## Extending Tekkotsu to New Platforms

### Creating a Kinematics File and Forward Kinematics Support

The first step towards performing cognitive robotics with the arm was to create a kinematics descriptor file. With this, we could accomplish two major goals. First, we could use forward kinematics and solve for where the gripper is in terms of the base's coordinate frame.
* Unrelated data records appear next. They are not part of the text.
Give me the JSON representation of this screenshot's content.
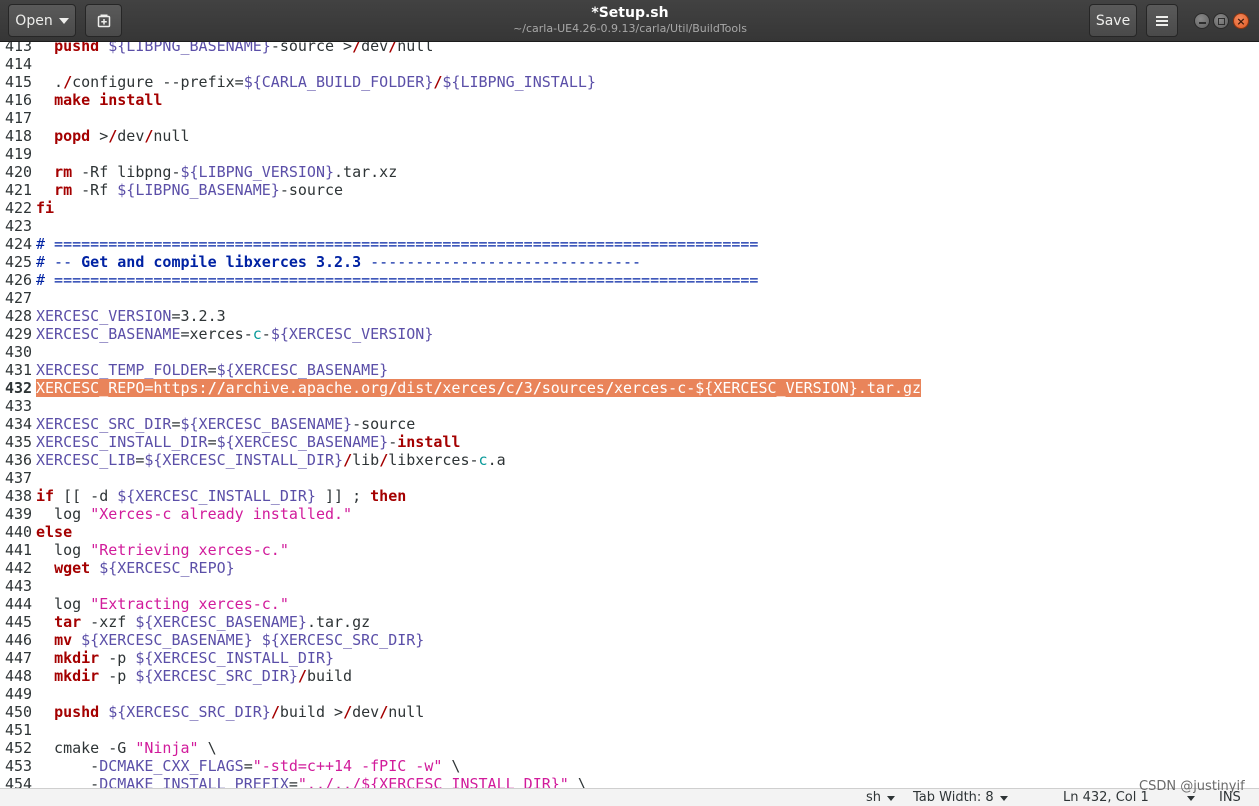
{
  "header": {
    "open_label": "Open",
    "title": "*Setup.sh",
    "subtitle": "~/carla-UE4.26-0.9.13/carla/Util/BuildTools",
    "save_label": "Save",
    "icons": {
      "new_tab": "new-document-icon",
      "menu": "hamburger-menu-icon",
      "minimize": "minimize-icon",
      "maximize": "maximize-icon",
      "close": "close-icon"
    }
  },
  "editor": {
    "current_line": "432",
    "lines": [
      {
        "n": "413",
        "t": "  pushd ${LIBPNG_BASENAME}-source >/dev/null"
      },
      {
        "n": "414",
        "t": ""
      },
      {
        "n": "415",
        "t": "  ./configure --prefix=${CARLA_BUILD_FOLDER}/${LIBPNG_INSTALL}"
      },
      {
        "n": "416",
        "t": "  make install"
      },
      {
        "n": "417",
        "t": ""
      },
      {
        "n": "418",
        "t": "  popd >/dev/null"
      },
      {
        "n": "419",
        "t": ""
      },
      {
        "n": "420",
        "t": "  rm -Rf libpng-${LIBPNG_VERSION}.tar.xz"
      },
      {
        "n": "421",
        "t": "  rm -Rf ${LIBPNG_BASENAME}-source"
      },
      {
        "n": "422",
        "t": "fi"
      },
      {
        "n": "423",
        "t": ""
      },
      {
        "n": "424",
        "t": "# =============================================================================="
      },
      {
        "n": "425",
        "t": "# -- Get and compile libxerces 3.2.3 ------------------------------"
      },
      {
        "n": "426",
        "t": "# =============================================================================="
      },
      {
        "n": "427",
        "t": ""
      },
      {
        "n": "428",
        "t": "XERCESC_VERSION=3.2.3"
      },
      {
        "n": "429",
        "t": "XERCESC_BASENAME=xerces-c-${XERCESC_VERSION}"
      },
      {
        "n": "430",
        "t": ""
      },
      {
        "n": "431",
        "t": "XERCESC_TEMP_FOLDER=${XERCESC_BASENAME}"
      },
      {
        "n": "432",
        "t": "XERCESC_REPO=https://archive.apache.org/dist/xerces/c/3/sources/xerces-c-${XERCESC_VERSION}.tar.gz"
      },
      {
        "n": "433",
        "t": ""
      },
      {
        "n": "434",
        "t": "XERCESC_SRC_DIR=${XERCESC_BASENAME}-source"
      },
      {
        "n": "435",
        "t": "XERCESC_INSTALL_DIR=${XERCESC_BASENAME}-install"
      },
      {
        "n": "436",
        "t": "XERCESC_LIB=${XERCESC_INSTALL_DIR}/lib/libxerces-c.a"
      },
      {
        "n": "437",
        "t": ""
      },
      {
        "n": "438",
        "t": "if [[ -d ${XERCESC_INSTALL_DIR} ]] ; then"
      },
      {
        "n": "439",
        "t": "  log \"Xerces-c already installed.\""
      },
      {
        "n": "440",
        "t": "else"
      },
      {
        "n": "441",
        "t": "  log \"Retrieving xerces-c.\""
      },
      {
        "n": "442",
        "t": "  wget ${XERCESC_REPO}"
      },
      {
        "n": "443",
        "t": ""
      },
      {
        "n": "444",
        "t": "  log \"Extracting xerces-c.\""
      },
      {
        "n": "445",
        "t": "  tar -xzf ${XERCESC_BASENAME}.tar.gz"
      },
      {
        "n": "446",
        "t": "  mv ${XERCESC_BASENAME} ${XERCESC_SRC_DIR}"
      },
      {
        "n": "447",
        "t": "  mkdir -p ${XERCESC_INSTALL_DIR}"
      },
      {
        "n": "448",
        "t": "  mkdir -p ${XERCESC_SRC_DIR}/build"
      },
      {
        "n": "449",
        "t": ""
      },
      {
        "n": "450",
        "t": "  pushd ${XERCESC_SRC_DIR}/build >/dev/null"
      },
      {
        "n": "451",
        "t": ""
      },
      {
        "n": "452",
        "t": "  cmake -G \"Ninja\" \\"
      },
      {
        "n": "453",
        "t": "      -DCMAKE_CXX_FLAGS=\"-std=c++14 -fPIC -w\" \\"
      },
      {
        "n": "454",
        "t": "      -DCMAKE_INSTALL_PREFIX=\"../../${XERCESC_INSTALL_DIR}\" \\"
      }
    ]
  },
  "statusbar": {
    "language": "sh",
    "tab_width": "Tab Width: 8",
    "position": "Ln 432, Col 1",
    "mode": "INS"
  },
  "watermark": "CSDN @justinyif",
  "colors": {
    "headerbar": "#3c3c3c",
    "highlight": "#e9845a",
    "keyword": "#a40000",
    "variable": "#5b4fa8",
    "string": "#d11b9b",
    "comment": "#0022a3"
  }
}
Second, and more importantly, we could use inverse kinematics and position the joints in order for the gripper to reach a certain point.

To construct the kinematics file, we used the following procedure from Robert Schilling's Fundamentals of Robotics: Analysis and Control:

0. Number the joints from 1 to n starting with the base and ending with the tool yaw, pitch, and roll, in that order.
1. Assign a right-handed orthonormal coordinate frame L0 to the robot base, making sure that z0 aligns to the axis of joint 1. Set k = 1.
2. Align zk  with the axis of joint k + 1.
3. Locate the origin of Lk at the intersection of the zk  and zk+1  axes. If they do not intersect, use the intersection of zk  witha common normal between zk  and zk-1.
4. Select xk  to be orthogonal to both zk  and zk-1. If  zk  and zk-1 are parallel, point  xk  away from zk-1.
5. Select  yk  to form a right-handed orthonormal coordinate frame Lk.
6. Set k = k+1. If k < n, go to step 2; else, continue.
7. Set the origin of Ln at the tool tip. Align zn  with the approach vector, yn  with the sliding vector, and xn  with the normal vector of the tool. Set k = 1.
8. Locate point bk  at the intersection of the xk  and zk-1  axes. If they do not intersect, use the intersection of xk  with a common normal between xk  and zk-1 .
9. Compute Θas the angle of rotation from xk-1  to xk  measured about zk-1 .
10. Compute das the distance from the origin of frame Lk-1 to point bk  measured along zk-1 .
11. Compute aas the distance from point bk to the origin of frame Lk  measured along xk .
12. Compute αas the angle of rotation from zk-1  to zk measured about xk .
13. Set k = k+1. If k ≤ n, go to step 8; else, stop.

(Schilling, page 54)

We followed this procedure and ended up with a kinematics file where each entry resembles the following:
`[Arm_LINK3]joint_type: 0immobile: 0theta: -1.570796326794895d: 0.0a: 154.0alpha: 0.0theta_min: -1.570796326794895theta_max: 1.570796326794895m: 0.0cx: 0.0cy: 0.0cz: 0.0Ixx: 0.0Ixy: 0.0Ixz: 0.0Iyy: 0.0Iyz: 0.0Izz: 0.0tekkotsu_output: 2`
The basic parameters are obvious from the Denavit-Hartenburg procedure from Schilling's book. However, Tekkotsu adds a few other notable fields.
• joint_type is 0 for a rotational joint and 1 for a prismatic joint (such as the arm's gripper).
• theta_min and theta_max are additive offsets from theta. We believed that they were also limits for the maximum joint values for the kinematics solver in ROBOOP, but to our dismay, we discovered that this was not the case.
• tekkotsu_output corresponds to a motor entry specified elsewhere in Tekkotsu.
Once we did this, we could run our forward kinematics solver and see that it worked. One problem that we ran into was that the servos on the arm were not strong enough to fully support the arm's weight, so our results were always slightly off. If we held the arm at the point of zero resistance from any of the servos, everything would work fine. A related problem was the fact that we could not use PID control over the servos. Since there was only one-way communication, we could only control the P value. As a result, the arm would often start to oscillate and would continue until we stopped it manually.

Regardless, forward kinematics were functional if we were to assume that our arm existed in a perfect world where the servos were always where we told them to be. It was the best that we could possibly do.

Next: Inverse Kinematics